-- Your objective --
If an entry holds a picture, leave the picture out and copy the rest exactly.

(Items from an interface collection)
--------------------------------

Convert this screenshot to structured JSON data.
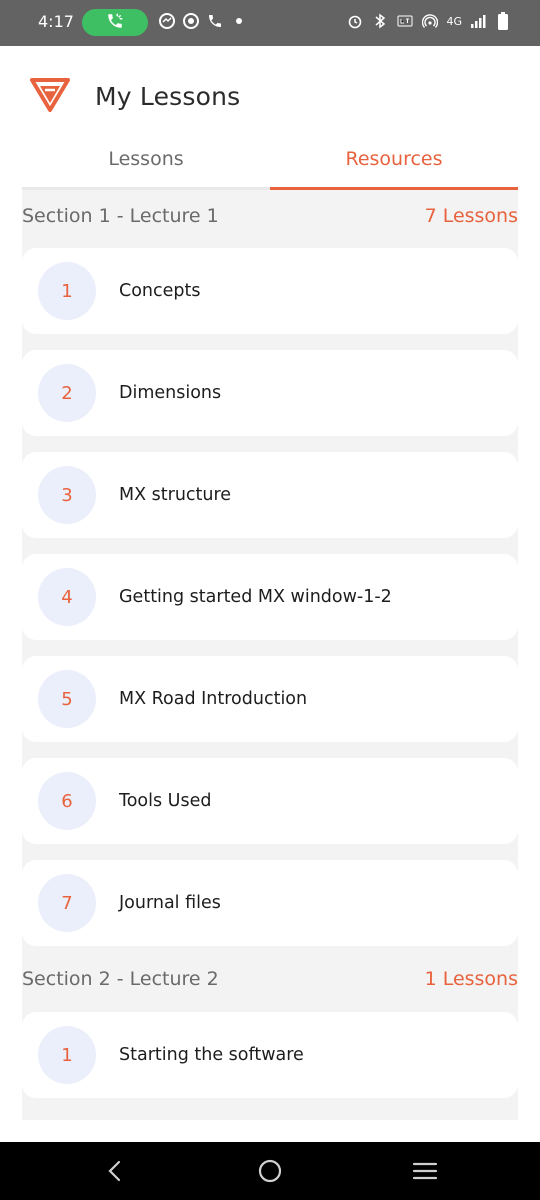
{
  "status_bar": {
    "time": "4:17",
    "network_label": "4G",
    "accent_call": "#3fbf63",
    "left_icons": [
      "call-active-icon",
      "messenger-icon",
      "whatsapp-icon",
      "phone-icon",
      "dot-icon"
    ],
    "right_icons": [
      "alarm-icon",
      "bluetooth-icon",
      "volte-icon",
      "hotspot-icon",
      "signal-icon",
      "battery-icon"
    ]
  },
  "header": {
    "title": "My Lessons",
    "logo_icon": "app-logo-icon"
  },
  "tabs": [
    {
      "label": "Lessons",
      "active": false
    },
    {
      "label": "Resources",
      "active": true
    }
  ],
  "colors": {
    "accent": "#e8623d",
    "number_bg": "#ebeefb",
    "content_bg": "#f3f3f3"
  },
  "sections": [
    {
      "title": "Section 1 - Lecture 1",
      "count": "7 Lessons",
      "lessons": [
        {
          "num": "1",
          "title": "Concepts"
        },
        {
          "num": "2",
          "title": "Dimensions"
        },
        {
          "num": "3",
          "title": "MX structure"
        },
        {
          "num": "4",
          "title": "Getting started MX window-1-2"
        },
        {
          "num": "5",
          "title": "MX Road Introduction"
        },
        {
          "num": "6",
          "title": "Tools Used"
        },
        {
          "num": "7",
          "title": "Journal files"
        }
      ]
    },
    {
      "title": "Section 2 - Lecture 2",
      "count": "1 Lessons",
      "lessons": [
        {
          "num": "1",
          "title": "Starting the software"
        }
      ]
    }
  ],
  "nav_bar": {
    "icons": [
      "back-icon",
      "home-icon",
      "recents-icon"
    ]
  }
}
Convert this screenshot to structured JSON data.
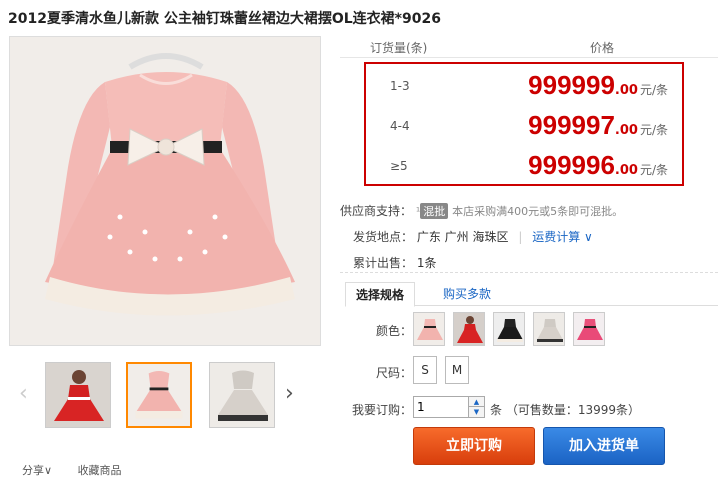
{
  "product": {
    "title": "2012夏季清水鱼儿新款 公主袖钉珠蕾丝裙边大裙摆OL连衣裙*9026"
  },
  "gallery": {
    "prev_arrow": "‹",
    "next_arrow": "›"
  },
  "actions_bottom": {
    "share": "分享∨",
    "favorite": "收藏商品"
  },
  "price_table": {
    "col_qty": "订货量(条)",
    "col_price": "价格",
    "tiers": [
      {
        "qty": "1-3",
        "price_int": "999999",
        "price_dec": ".00",
        "unit": "元/条"
      },
      {
        "qty": "4-4",
        "price_int": "999997",
        "price_dec": ".00",
        "unit": "元/条"
      },
      {
        "qty": "≥5",
        "price_int": "999996",
        "price_dec": ".00",
        "unit": "元/条"
      }
    ],
    "highlight_color": "#cc0000"
  },
  "supplier": {
    "label": "供应商支持：",
    "badge_prefix": "¹",
    "badge": "混批",
    "note": "本店采购满400元或5条即可混批。"
  },
  "shipping": {
    "label": "发货地点：",
    "location": "广东 广州 海珠区",
    "separator": "|",
    "freight_link": "运费计算 ∨"
  },
  "sales": {
    "label": "累计出售：",
    "value": "1条"
  },
  "tabs": {
    "spec": "选择规格",
    "multi": "购买多款"
  },
  "options": {
    "color_label": "颜色：",
    "colors": [
      "pink-dress",
      "red-dress-with-model",
      "black-dress",
      "grey-dress",
      "rose-dress"
    ],
    "size_label": "尺码：",
    "sizes": [
      "S",
      "M"
    ]
  },
  "order": {
    "qty_label": "我要订购：",
    "qty_value": "1",
    "unit_text": "条 （可售数量：13999条）"
  },
  "buttons": {
    "order_now": "立即订购",
    "add_cart": "加入进货单"
  }
}
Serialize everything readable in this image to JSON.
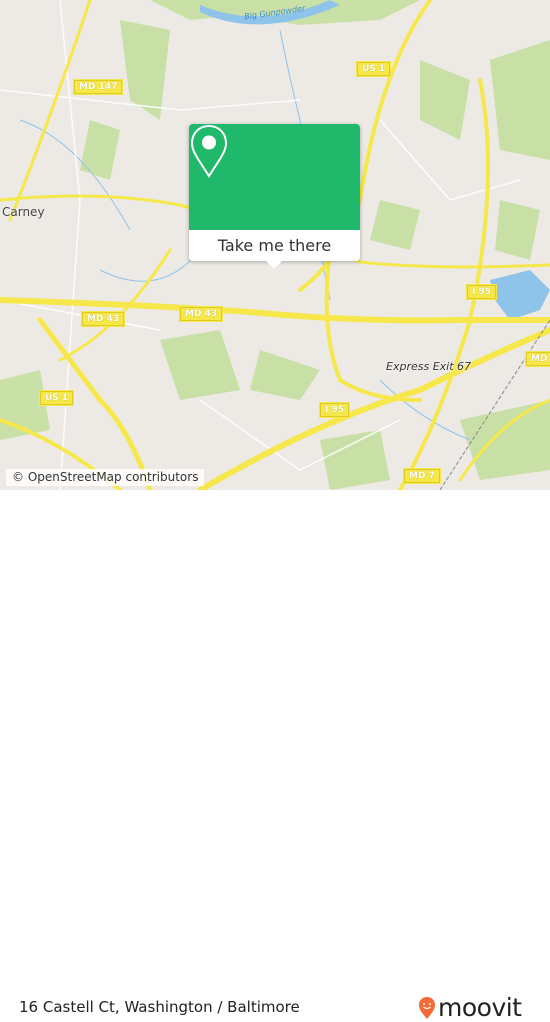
{
  "map": {
    "labels": {
      "river": "Big Gunpowder",
      "md147": "MD 147",
      "us1_top": "US 1",
      "carney": "Carney",
      "md43_left": "MD 43",
      "md43_mid": "MD 43",
      "i95_right": "I 95",
      "express_exit": "Express Exit 67",
      "us1_bottom": "US 1",
      "i95_bottom": "I 95",
      "md7": "MD 7",
      "md_edge": "MD"
    },
    "attribution": "© OpenStreetMap contributors",
    "colors": {
      "land": "#ede9e4",
      "park": "#c4dfa0",
      "road": "#f6e84a",
      "water": "#8ec3ea",
      "accent": "#20b86b"
    }
  },
  "popup": {
    "icon": "map-pin-icon",
    "button_label": "Take me there"
  },
  "footer": {
    "address": "16 Castell Ct, Washington / Baltimore",
    "brand": "moovit",
    "brand_color": "#f26b38"
  }
}
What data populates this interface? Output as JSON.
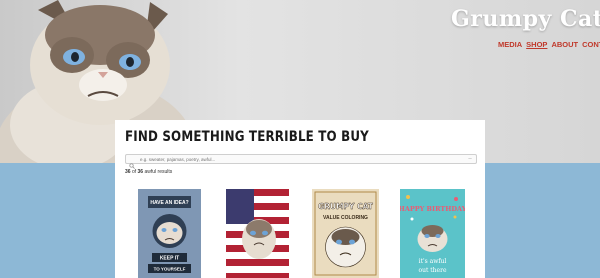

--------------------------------

-- Response area --
Convert this screenshot to structured JSON data.
{
  "status_bar": {
    "time": "4:17",
    "network_label": "4G",
    "accent_call": "#3fbf63",
    "left_icons": [
      "call-active-icon",
      "messenger-icon",
      "whatsapp-icon",
      "phone-icon",
      "dot-icon"
    ],
    "right_icons": [
      "alarm-icon",
      "bluetooth-icon",
      "volte-icon",
      "hotspot-icon",
      "signal-icon",
      "battery-icon"
    ]
  },
  "header": {
    "title": "My Lessons",
    "logo_icon": "app-logo-icon"
  },
  "tabs": [
    {
      "label": "Lessons",
      "active": false
    },
    {
      "label": "Resources",
      "active": true
    }
  ],
  "colors": {
    "accent": "#e8623d",
    "number_bg": "#ebeefb",
    "content_bg": "#f3f3f3"
  },
  "sections": [
    {
      "title": "Section 1 - Lecture 1",
      "count": "7 Lessons",
      "lessons": [
        {
          "num": "1",
          "title": "Concepts"
        },
        {
          "num": "2",
          "title": "Dimensions"
        },
        {
          "num": "3",
          "title": "MX structure"
        },
        {
          "num": "4",
          "title": "Getting started MX window-1-2"
        },
        {
          "num": "5",
          "title": "MX Road Introduction"
        },
        {
          "num": "6",
          "title": "Tools Used"
        },
        {
          "num": "7",
          "title": "Journal files"
        }
      ]
    },
    {
      "title": "Section 2 - Lecture 2",
      "count": "1 Lessons",
      "lessons": [
        {
          "num": "1",
          "title": "Starting the software"
        }
      ]
    }
  ],
  "nav_bar": {
    "icons": [
      "back-icon",
      "home-icon",
      "recents-icon"
    ]
  }
}
Convert this screenshot to structured JSON data.
{
  "product": {
    "title": "2012夏季清水鱼儿新款 公主袖钉珠蕾丝裙边大裙摆OL连衣裙*9026"
  },
  "gallery": {
    "prev_arrow": "‹",
    "next_arrow": "›"
  },
  "actions_bottom": {
    "share": "分享∨",
    "favorite": "收藏商品"
  },
  "price_table": {
    "col_qty": "订货量(条)",
    "col_price": "价格",
    "tiers": [
      {
        "qty": "1-3",
        "price_int": "999999",
        "price_dec": ".00",
        "unit": "元/条"
      },
      {
        "qty": "4-4",
        "price_int": "999997",
        "price_dec": ".00",
        "unit": "元/条"
      },
      {
        "qty": "≥5",
        "price_int": "999996",
        "price_dec": ".00",
        "unit": "元/条"
      }
    ],
    "highlight_color": "#cc0000"
  },
  "supplier": {
    "label": "供应商支持：",
    "badge_prefix": "¹",
    "badge": "混批",
    "note": "本店采购满400元或5条即可混批。"
  },
  "shipping": {
    "label": "发货地点：",
    "location": "广东 广州 海珠区",
    "separator": "|",
    "freight_link": "运费计算 ∨"
  },
  "sales": {
    "label": "累计出售：",
    "value": "1条"
  },
  "tabs": {
    "spec": "选择规格",
    "multi": "购买多款"
  },
  "options": {
    "color_label": "颜色：",
    "colors": [
      "pink-dress",
      "red-dress-with-model",
      "black-dress",
      "grey-dress",
      "rose-dress"
    ],
    "size_label": "尺码：",
    "sizes": [
      "S",
      "M"
    ]
  },
  "order": {
    "qty_label": "我要订购：",
    "qty_value": "1",
    "unit_text": "条 （可售数量：13999条）"
  },
  "buttons": {
    "order_now": "立即订购",
    "add_cart": "加入进货单"
  }
}
Serialize everything readable in this image to JSON.
{
  "map": {
    "labels": {
      "river": "Big Gunpowder",
      "md147": "MD 147",
      "us1_top": "US 1",
      "carney": "Carney",
      "md43_left": "MD 43",
      "md43_mid": "MD 43",
      "i95_right": "I 95",
      "express_exit": "Express Exit 67",
      "us1_bottom": "US 1",
      "i95_bottom": "I 95",
      "md7": "MD 7",
      "md_edge": "MD"
    },
    "attribution": "© OpenStreetMap contributors",
    "colors": {
      "land": "#ede9e4",
      "park": "#c4dfa0",
      "road": "#f6e84a",
      "water": "#8ec3ea",
      "accent": "#20b86b"
    }
  },
  "popup": {
    "icon": "map-pin-icon",
    "button_label": "Take me there"
  },
  "footer": {
    "address": "16 Castell Ct, Washington / Baltimore",
    "brand": "moovit",
    "brand_color": "#f26b38"
  }
}
What data populates this interface? Output as JSON.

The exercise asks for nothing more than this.